Does CBD have side effects?

CBD can cause a variety of side effects, including dry mouth, red eyes, and dizziness. It also has been known to create drug interactions with blood thinners. Always use caution when starting a new seemingly effective treatment, since experiencing adverse effects might be even worse than where you started.

Severe side effects typically come from a lack of knowledge leading to an excessive improper dosage. The best way to minimize the risk of these unwanted outcomes is by starting slow and increasing the dosage over a long period of time. This will allow your body to adjust more naturally. Also, it is wise to consult with a medical professional for advice on your specific condition.

Is it legal to use CBD products?

In most countries of the world, CBD is a legal commodity that is a part of normal trade and commerce. CBD products are legal in all US states and territories.

In Conclusion

CBD is a non-psychoactive cannabinoid that can be used to treat many different medical conditions. There are many benefits of using this natural remedy but there may also be potential side effects that should be monitored closely. If you are considering trying CBD for the first time, it’s important that you consult with your physician before making any changes to your diet or lifestyle habits.

CBD does not have physically addictive properties like some pharmaceuticals do. New users may experience some drowsiness at first but it should go away after the body adjusts to taking CBD in moderation. The best way to find out if CBD will work for you is by starting with small doses and seeing how your body reacts over time before increasing dosage levels as needed. Have you tried using CBD? What are your thoughts on its effectiveness so far?
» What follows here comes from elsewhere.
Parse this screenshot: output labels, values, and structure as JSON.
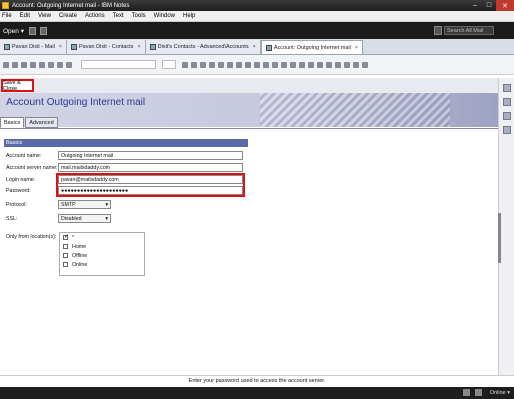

*This CBD information is not meant to diagnose or recommend treatment for any disease or medical condition. Always seek the advice of your physician, nurse practitioner, health educator, pharmacist, or other qualified health professionals before starting a new therapy.